“Nationalist narratives can be very powerful and destructive,” says Axelrad. “With Shtamah, I was interested in how certain narratives tap into the shared desires of people, and the universal theme of territory.”
“In an era of multimedia overload, music remains an exceptionally powerful tool for social protest”
The themes of her work feel instinctive, drawing from the roots of exclusion, both historically, and on an intensely personal level; her family have been coming to terms with her grandmother’s painful revelation that she was a Holocaust survivor. Her art feels imbued with a deep sensitivity.
Axelrad was just five years old when democracy was introduced to Poland in the late eighties; she recalls the swiftness and celebration of this shock to the system. “Everyone was excited about embracing this change; democracy and capitalism coincided,” she says. “By the time I went to school, there was such an optimism. Everything from the West seemed unbelievably stable, whereas we had been behind.”
Modern political reportage questions the state of Poland’s democracy, with the dominant conservatism/nationalism of the country’s PiS (Law and Justice) party and its clampdowns on the media and judicial system. Axelrad’s work avoids judging society from a distance, though she concedes that: “When you are away from your country, you see certain things more clearly. I was able to see a wider political context.”
Rather than didactic commentary, her art taps into human qualities and desires, occasionally manifested in unusual ways. Her 2014 work Fetor, Greetings retains a strange allure through its subject of “riot tourism”. “It’s people travelling to a place of political unrest to attend a riot, and it’s completely dependent on social media,” she explains. “It’s so telling about how certain societies, usually those who are privileged not to have conflict in their countries; they are intrigued and tempted to participate for the sense of feeling ‘together’. They describe feeling the most intense human experience… Populism grew out of democracy in certain ways; how we inform our choices has changed.

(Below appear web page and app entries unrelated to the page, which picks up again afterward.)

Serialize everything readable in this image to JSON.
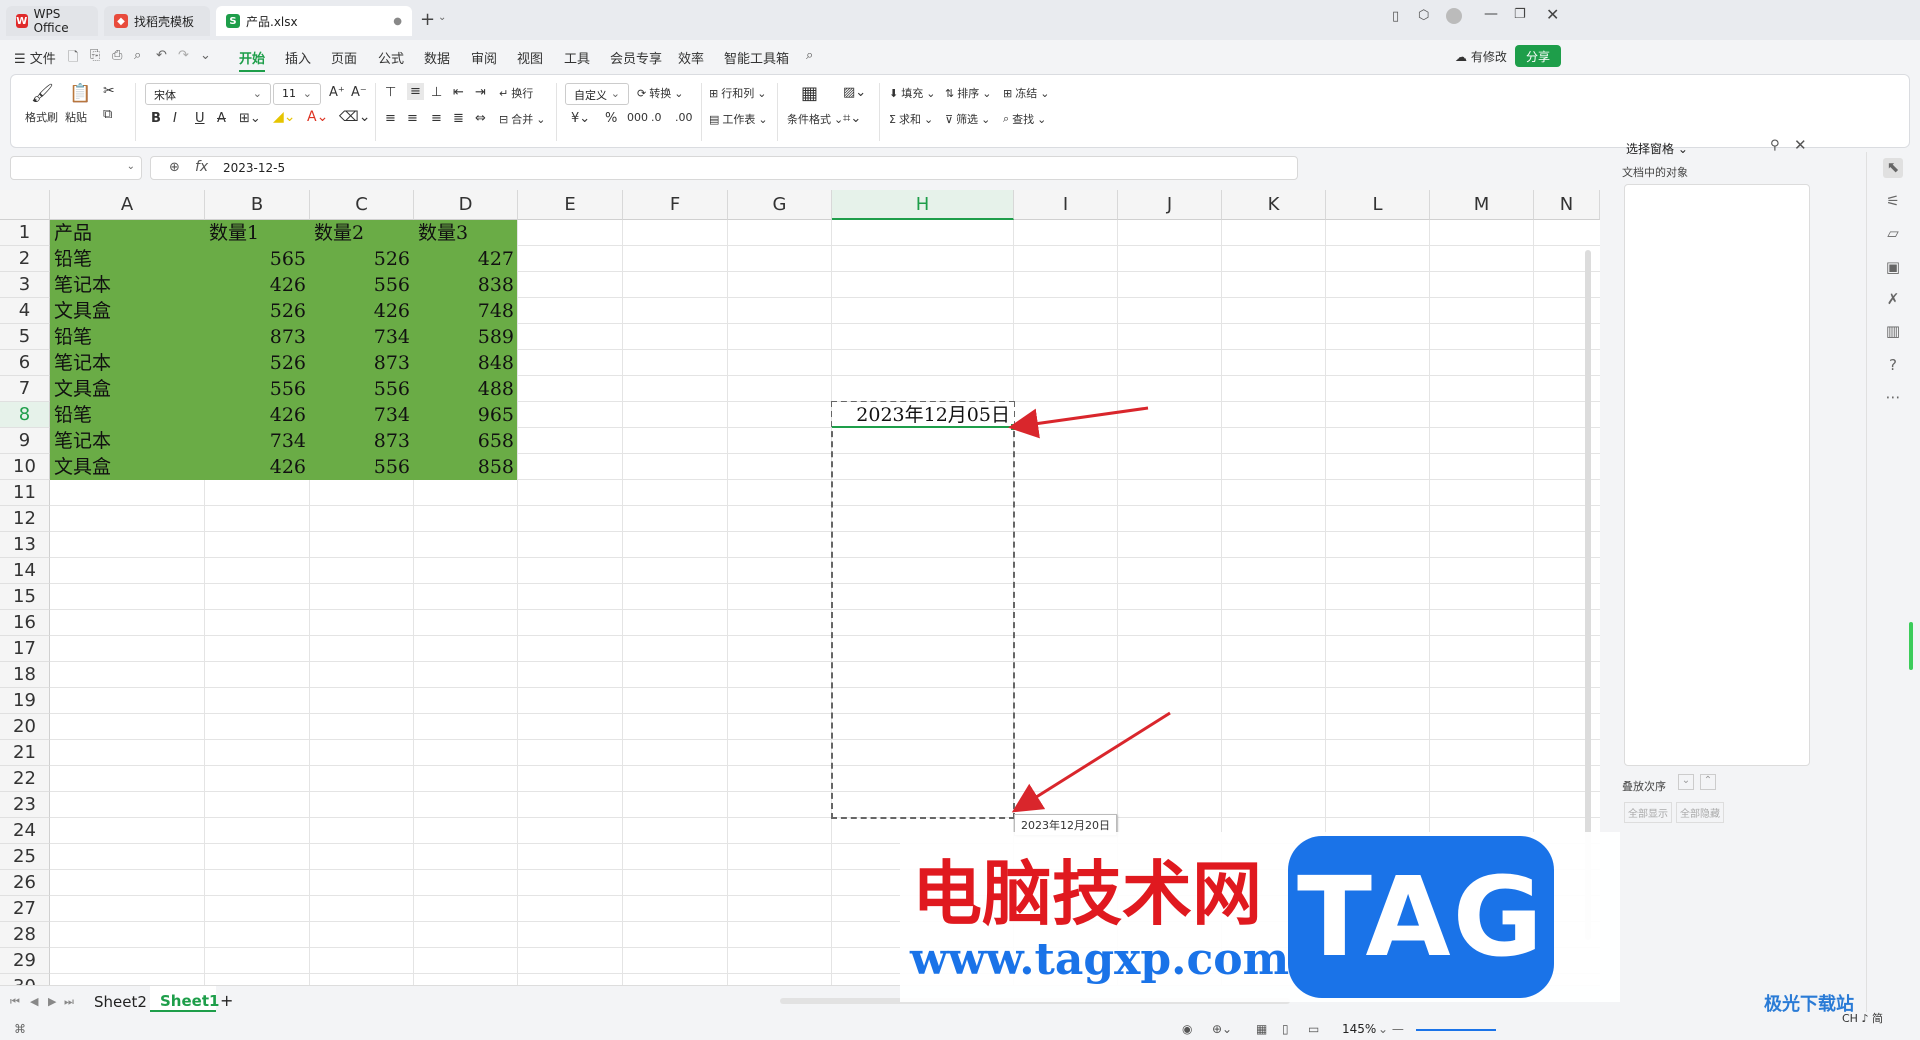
{
  "tabs": [
    {
      "label": "WPS Office",
      "icon": "wps-logo-icon"
    },
    {
      "label": "找稻壳模板",
      "icon": "docer-icon"
    },
    {
      "label": "产品.xlsx",
      "icon": "sheet-file-icon",
      "active": true
    }
  ],
  "menubar": {
    "file": "文件",
    "items": [
      "开始",
      "插入",
      "页面",
      "公式",
      "数据",
      "审阅",
      "视图",
      "工具",
      "会员专享",
      "效率",
      "智能工具箱"
    ],
    "active": "开始",
    "modified": "有修改",
    "share": "分享"
  },
  "ribbon": {
    "format_painter": "格式刷",
    "paste": "粘贴",
    "font_name": "宋体",
    "font_size": "11",
    "bold": "B",
    "italic": "I",
    "underline": "U",
    "wrap": "换行",
    "merge": "合并",
    "number_format": "自定义",
    "convert": "转换",
    "row_col": "行和列",
    "worksheet": "工作表",
    "cond_format": "条件格式",
    "fill": "填充",
    "sort": "排序",
    "freeze": "冻结",
    "sum": "求和",
    "filter": "筛选",
    "find": "查找"
  },
  "formula_bar": {
    "fx": "fx",
    "value": "2023-12-5"
  },
  "columns": [
    "A",
    "B",
    "C",
    "D",
    "E",
    "F",
    "G",
    "H",
    "I",
    "J",
    "K",
    "L",
    "M",
    "N"
  ],
  "rows": [
    "1",
    "2",
    "3",
    "4",
    "5",
    "6",
    "7",
    "8",
    "9",
    "10",
    "11",
    "12",
    "13",
    "14",
    "15",
    "16",
    "17",
    "18",
    "19",
    "20",
    "21",
    "22",
    "23",
    "24",
    "25",
    "26",
    "27",
    "28",
    "29",
    "30"
  ],
  "table": {
    "headers": [
      "产品",
      "数量1",
      "数量2",
      "数量3"
    ],
    "rows": [
      [
        "铅笔",
        "565",
        "526",
        "427"
      ],
      [
        "笔记本",
        "426",
        "556",
        "838"
      ],
      [
        "文具盒",
        "526",
        "426",
        "748"
      ],
      [
        "铅笔",
        "873",
        "734",
        "589"
      ],
      [
        "笔记本",
        "526",
        "873",
        "848"
      ],
      [
        "文具盒",
        "556",
        "556",
        "488"
      ],
      [
        "铅笔",
        "426",
        "734",
        "965"
      ],
      [
        "笔记本",
        "734",
        "873",
        "658"
      ],
      [
        "文具盒",
        "426",
        "556",
        "858"
      ]
    ],
    "fill_color": "#6aac46"
  },
  "active_cell": {
    "value": "2023年12月05日"
  },
  "fill_tooltip": "2023年12月20日",
  "sheets": {
    "tabs": [
      "Sheet2",
      "Sheet1"
    ],
    "active": "Sheet1",
    "add": "+"
  },
  "selection_pane": {
    "title": "选择窗格",
    "subtitle": "文档中的对象",
    "order_label": "叠放次序",
    "show_all": "全部显示",
    "hide_all": "全部隐藏"
  },
  "status": {
    "zoom": "145%"
  },
  "watermark": {
    "title": "电脑技术网",
    "url": "www.tagxp.com",
    "badge": "TAG",
    "corner": "极光下载站",
    "ime": "CH ♪ 简"
  },
  "colors": {
    "accent_green": "#1e9e4a",
    "fill_green": "#6aac46",
    "arrow_red": "#d9262c",
    "watermark_red": "#e0191f",
    "watermark_blue": "#1a73e8"
  }
}
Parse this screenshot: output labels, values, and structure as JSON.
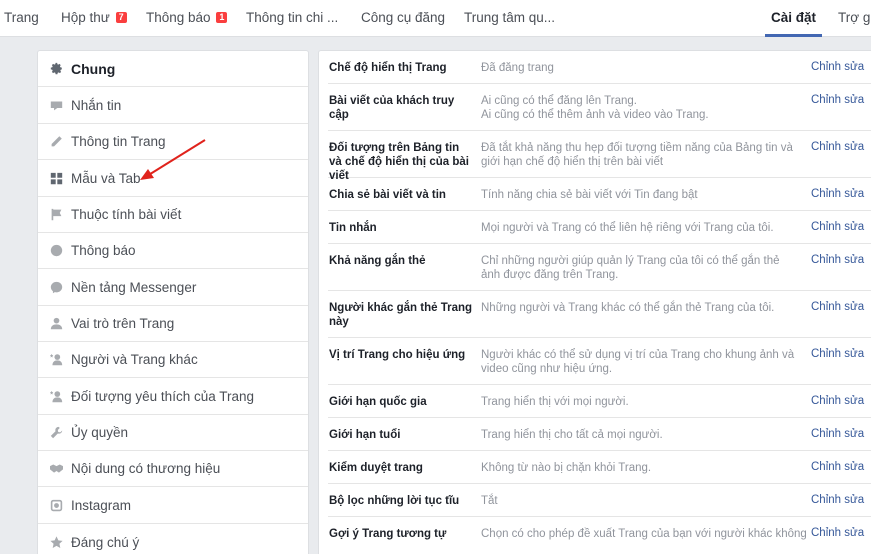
{
  "nav": {
    "items": [
      {
        "label": "Trang"
      },
      {
        "label": "Hộp thư",
        "badge": "7"
      },
      {
        "label": "Thông báo",
        "badge": "1"
      },
      {
        "label": "Thông tin chi ..."
      },
      {
        "label": "Công cụ đăng"
      },
      {
        "label": "Trung tâm qu..."
      },
      {
        "label": "Cài đặt",
        "active": true
      },
      {
        "label": "Trợ gi"
      }
    ]
  },
  "sidebar": {
    "items": [
      {
        "label": "Chung",
        "icon": "gear-icon"
      },
      {
        "label": "Nhắn tin",
        "icon": "message-icon"
      },
      {
        "label": "Thông tin Trang",
        "icon": "pencil-icon"
      },
      {
        "label": "Mẫu và Tab",
        "icon": "grid-icon"
      },
      {
        "label": "Thuộc tính bài viết",
        "icon": "flag-icon"
      },
      {
        "label": "Thông báo",
        "icon": "globe-icon"
      },
      {
        "label": "Nền tảng Messenger",
        "icon": "messenger-icon"
      },
      {
        "label": "Vai trò trên Trang",
        "icon": "person-icon"
      },
      {
        "label": "Người và Trang khác",
        "icon": "person-star-icon"
      },
      {
        "label": "Đối tượng yêu thích của Trang",
        "icon": "person-star-icon"
      },
      {
        "label": "Ủy quyền",
        "icon": "wrench-icon"
      },
      {
        "label": "Nội dung có thương hiệu",
        "icon": "handshake-icon"
      },
      {
        "label": "Instagram",
        "icon": "instagram-icon"
      },
      {
        "label": "Đáng chú ý",
        "icon": "star-icon"
      }
    ]
  },
  "settings": {
    "edit_label": "Chỉnh sửa",
    "rows": [
      {
        "label": "Chế độ hiển thị Trang",
        "desc": "Đã đăng trang"
      },
      {
        "label": "Bài viết của khách truy cập",
        "desc": "Ai cũng có thể đăng lên Trang.\nAi cũng có thể thêm ảnh và video vào Trang."
      },
      {
        "label": "Đối tượng trên Bảng tin và chế độ hiển thị của bài viết",
        "desc": "Đã tắt khả năng thu hẹp đối tượng tiềm năng của Bảng tin và giới hạn chế độ hiển thị trên bài viết"
      },
      {
        "label": "Chia sẻ bài viết và tin",
        "desc": "Tính năng chia sẻ bài viết với Tin đang bật"
      },
      {
        "label": "Tin nhắn",
        "desc": "Mọi người và Trang có thể liên hệ riêng với Trang của tôi."
      },
      {
        "label": "Khả năng gắn thẻ",
        "desc": "Chỉ những người giúp quản lý Trang của tôi có thể gắn thẻ ảnh được đăng trên Trang."
      },
      {
        "label": "Người khác gắn thẻ Trang này",
        "desc": "Những người và Trang khác có thể gắn thẻ Trang của tôi."
      },
      {
        "label": "Vị trí Trang cho hiệu ứng",
        "desc": "Người khác có thể sử dụng vị trí của Trang cho khung ảnh và video cũng như hiệu ứng."
      },
      {
        "label": "Giới hạn quốc gia",
        "desc": "Trang hiển thị với mọi người."
      },
      {
        "label": "Giới hạn tuổi",
        "desc": "Trang hiển thị cho tất cả mọi người."
      },
      {
        "label": "Kiểm duyệt trang",
        "desc": "Không từ nào bị chặn khỏi Trang."
      },
      {
        "label": "Bộ lọc những lời tục tĩu",
        "desc": "Tắt"
      },
      {
        "label": "Gợi ý Trang tương tự",
        "desc": "Chọn có cho phép đề xuất Trang của bạn với người khác không"
      }
    ]
  }
}
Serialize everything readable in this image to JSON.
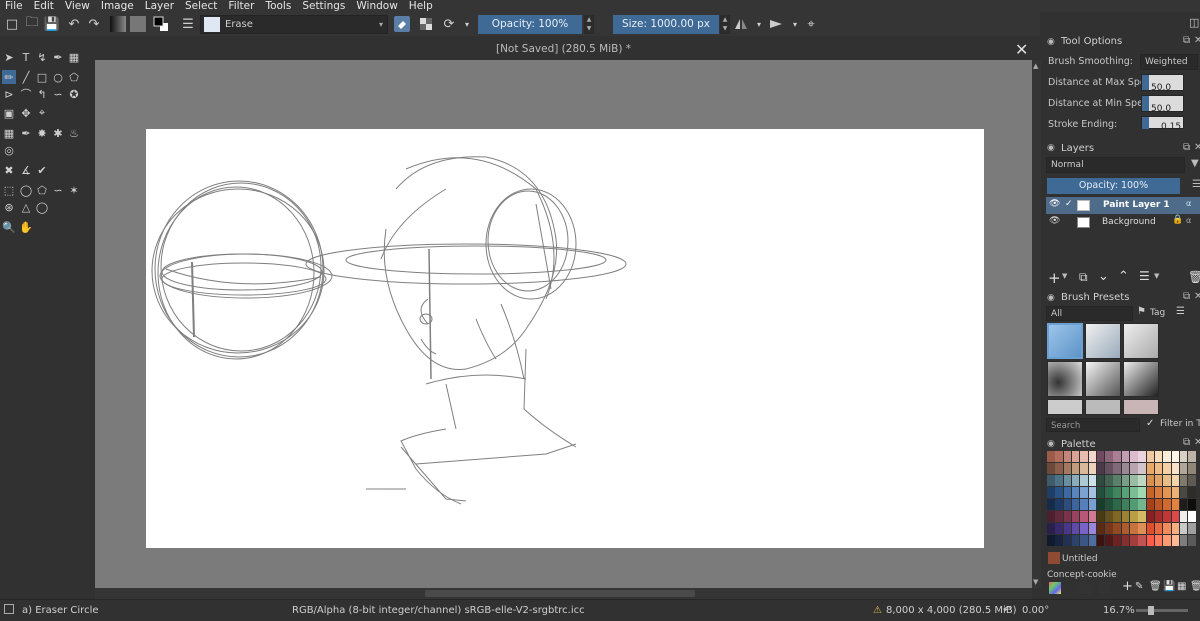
{
  "menubar": {
    "items": [
      "File",
      "Edit",
      "View",
      "Image",
      "Layer",
      "Select",
      "Filter",
      "Tools",
      "Settings",
      "Window",
      "Help"
    ]
  },
  "toolbar": {
    "brush_name": "Erase",
    "opacity_label": "Opacity: 100%",
    "size_label": "Size: 1000.00 px"
  },
  "document": {
    "title": "[Not Saved]  (280.5 MiB) *"
  },
  "tool_options": {
    "title": "Tool Options",
    "brush_smoothing_label": "Brush Smoothing:",
    "brush_smoothing_value": "Weighted",
    "distance_max_label": "Distance at Max Speed:",
    "distance_max_value": "50.0",
    "distance_min_label": "Distance at Min Speed:",
    "distance_min_value": "50.0",
    "stroke_ending_label": "Stroke Ending:",
    "stroke_ending_value": "0.15"
  },
  "layers": {
    "title": "Layers",
    "blend_mode": "Normal",
    "opacity_label": "Opacity: 100%",
    "items": [
      {
        "name": "Paint Layer 1"
      },
      {
        "name": "Background"
      }
    ]
  },
  "brush_presets": {
    "title": "Brush Presets",
    "filter_value": "All",
    "tag_label": "Tag",
    "search_placeholder": "Search",
    "filter_in_tag_label": "Filter in Tag"
  },
  "palette": {
    "title": "Palette",
    "current_color_name": "Untitled",
    "palette_name": "Concept-cookie"
  },
  "status": {
    "tool": "a) Eraser Circle",
    "color_space": "RGB/Alpha (8-bit integer/channel)  sRGB-elle-V2-srgbtrc.icc",
    "image_size": "8,000 x 4,000 (280.5 MiB)",
    "rotation": "0.00°",
    "zoom": "16.7%"
  },
  "colors": {
    "accent": "#3f6a96",
    "canvas_bg": "#7b7b7b",
    "panel_bg": "#313131",
    "swatch_brown": "#8e4b33"
  }
}
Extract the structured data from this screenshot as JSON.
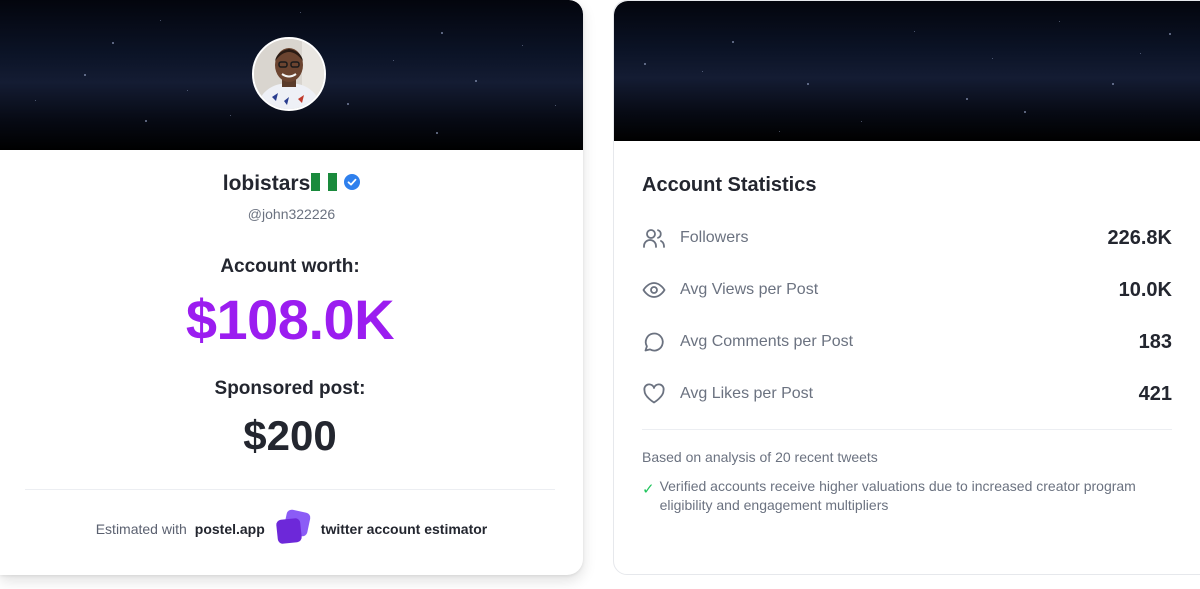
{
  "profile": {
    "display_name": "lobistars",
    "handle": "@john322226",
    "verified": true
  },
  "valuation": {
    "worth_label": "Account worth:",
    "worth_value": "$108.0K",
    "sponsored_label": "Sponsored post:",
    "sponsored_value": "$200"
  },
  "footer": {
    "prefix": "Estimated with",
    "app_name": "postel.app",
    "suffix": "twitter account estimator"
  },
  "stats": {
    "title": "Account Statistics",
    "rows": [
      {
        "icon": "users-icon",
        "label": "Followers",
        "value": "226.8K"
      },
      {
        "icon": "eye-icon",
        "label": "Avg Views per Post",
        "value": "10.0K"
      },
      {
        "icon": "comment-icon",
        "label": "Avg Comments per Post",
        "value": "183"
      },
      {
        "icon": "heart-icon",
        "label": "Avg Likes per Post",
        "value": "421"
      }
    ],
    "analysis_note": "Based on analysis of 20 recent tweets",
    "verified_note": "Verified accounts receive higher valuations due to increased creator program eligibility and engagement multipliers"
  },
  "colors": {
    "accent": "#9b1df0",
    "text": "#23262f",
    "muted": "#6b7280",
    "verified_badge": "#2f80ed",
    "check": "#22c55e",
    "logo": "#6d28d9"
  }
}
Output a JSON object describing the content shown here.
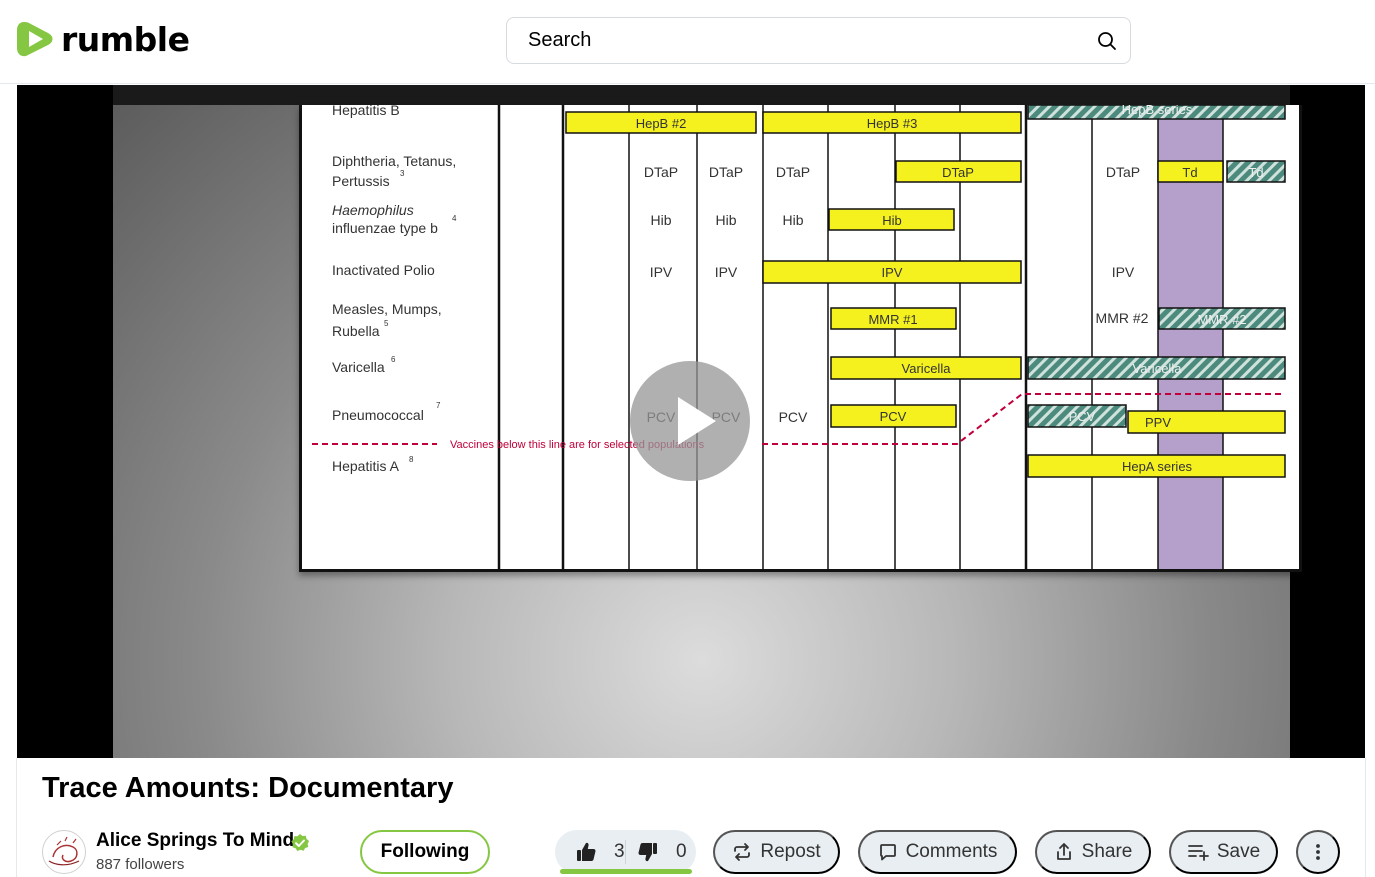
{
  "header": {
    "logo_text": "rumble",
    "search_placeholder": "Search"
  },
  "video": {
    "title": "Trace Amounts: Documentary",
    "slide": {
      "rows": [
        "Hepatitis B",
        "Diphtheria, Tetanus,",
        "Pertussis",
        "Haemophilus",
        "influenzae type b",
        "Inactivated Polio",
        "Measles, Mumps,",
        "Rubella",
        "Varicella",
        "Pneumococcal",
        "Hepatitis A"
      ],
      "footnotes": [
        "3",
        "4",
        "5",
        "6",
        "7",
        "8"
      ],
      "cells": {
        "dtap1": "DTaP",
        "dtap2": "DTaP",
        "dtap3": "DTaP",
        "dtap4": "DTaP",
        "hib1": "Hib",
        "hib2": "Hib",
        "hib3": "Hib",
        "ipv1": "IPV",
        "ipv2": "IPV",
        "ipv3": "IPV",
        "pcv1": "PCV",
        "pcv2": "PCV",
        "pcv3": "PCV",
        "mmr2": "MMR #2"
      },
      "bars": {
        "hepb2": "HepB #2",
        "hepb3": "HepB #3",
        "dtap": "DTaP",
        "td": "Td",
        "td_catchup": "Td",
        "hib": "Hib",
        "ipv": "IPV",
        "mmr1": "MMR #1",
        "mmr_catchup": "MMR #2",
        "varicella": "Varicella",
        "varicella_catchup": "Varicella",
        "pcv": "PCV",
        "pcv_catchup": "PCV",
        "ppv": "PPV",
        "hepa": "HepA series",
        "hepb_catchup": "HepB series"
      },
      "divider_note": "Vaccines below this line are for selected populations"
    },
    "colors": {
      "bar_yellow": "#f5f11f",
      "catchup_hatch": "#4d8a7e",
      "adolescent_column": "#b59fcb",
      "divider_red": "#c0003a",
      "accent_green": "#85c742"
    }
  },
  "channel": {
    "name": "Alice Springs To Mind",
    "followers": "887 followers",
    "follow_label": "Following"
  },
  "actions": {
    "likes": "3",
    "dislikes": "0",
    "repost": "Repost",
    "comments": "Comments",
    "share": "Share",
    "save": "Save"
  }
}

What I find most problematic, and fascinating, is how it taps into the emotional aspect: the need for unity.”